▶ Goal of the exercise
Return each entry exactly, with none missing.

Component data from apps and pages
----------
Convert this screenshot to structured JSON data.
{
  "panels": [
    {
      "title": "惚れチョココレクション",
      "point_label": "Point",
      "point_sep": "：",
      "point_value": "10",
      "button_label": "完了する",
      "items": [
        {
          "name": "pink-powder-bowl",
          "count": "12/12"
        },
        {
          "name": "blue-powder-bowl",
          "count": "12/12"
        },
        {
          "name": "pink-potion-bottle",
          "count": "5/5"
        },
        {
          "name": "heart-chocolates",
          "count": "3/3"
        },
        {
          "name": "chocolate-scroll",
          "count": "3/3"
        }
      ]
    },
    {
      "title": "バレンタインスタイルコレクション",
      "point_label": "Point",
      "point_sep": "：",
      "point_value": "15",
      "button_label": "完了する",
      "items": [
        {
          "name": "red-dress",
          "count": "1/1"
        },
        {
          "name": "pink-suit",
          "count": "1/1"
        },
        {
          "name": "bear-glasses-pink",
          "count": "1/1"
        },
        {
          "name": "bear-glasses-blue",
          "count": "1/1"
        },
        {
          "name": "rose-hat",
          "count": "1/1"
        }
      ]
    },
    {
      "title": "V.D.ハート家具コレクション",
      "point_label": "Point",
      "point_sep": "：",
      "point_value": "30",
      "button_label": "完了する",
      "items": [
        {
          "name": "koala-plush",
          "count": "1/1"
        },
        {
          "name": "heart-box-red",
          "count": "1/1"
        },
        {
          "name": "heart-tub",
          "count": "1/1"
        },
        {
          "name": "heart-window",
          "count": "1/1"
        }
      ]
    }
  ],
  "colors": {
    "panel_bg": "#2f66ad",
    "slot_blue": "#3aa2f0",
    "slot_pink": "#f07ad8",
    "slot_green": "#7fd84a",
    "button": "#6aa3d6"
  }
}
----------
▶ Your response
Convert this screenshot to structured JSON data.
{
  "panels": [
    {
      "title": "惚れチョココレクション",
      "point_label": "Point",
      "point_sep": "：",
      "point_value": "10",
      "button_label": "完了する",
      "items": [
        {
          "name": "pink-powder-bowl",
          "count": "12/12"
        },
        {
          "name": "blue-powder-bowl",
          "count": "12/12"
        },
        {
          "name": "pink-potion-bottle",
          "count": "5/5"
        },
        {
          "name": "heart-chocolates",
          "count": "3/3"
        },
        {
          "name": "chocolate-scroll",
          "count": "3/3"
        }
      ]
    },
    {
      "title": "バレンタインスタイルコレクション",
      "point_label": "Point",
      "point_sep": "：",
      "point_value": "15",
      "button_label": "完了する",
      "items": [
        {
          "name": "red-dress",
          "count": "1/1"
        },
        {
          "name": "pink-suit",
          "count": "1/1"
        },
        {
          "name": "bear-glasses-pink",
          "count": "1/1"
        },
        {
          "name": "bear-glasses-blue",
          "count": "1/1"
        },
        {
          "name": "rose-hat",
          "count": "1/1"
        }
      ]
    },
    {
      "title": "V.D.ハート家具コレクション",
      "point_label": "Point",
      "point_sep": "：",
      "point_value": "30",
      "button_label": "完了する",
      "items": [
        {
          "name": "koala-plush",
          "count": "1/1"
        },
        {
          "name": "heart-box-red",
          "count": "1/1"
        },
        {
          "name": "heart-tub",
          "count": "1/1"
        },
        {
          "name": "heart-window",
          "count": "1/1"
        }
      ]
    }
  ],
  "colors": {
    "panel_bg": "#2f66ad",
    "slot_blue": "#3aa2f0",
    "slot_pink": "#f07ad8",
    "slot_green": "#7fd84a",
    "button": "#6aa3d6"
  }
}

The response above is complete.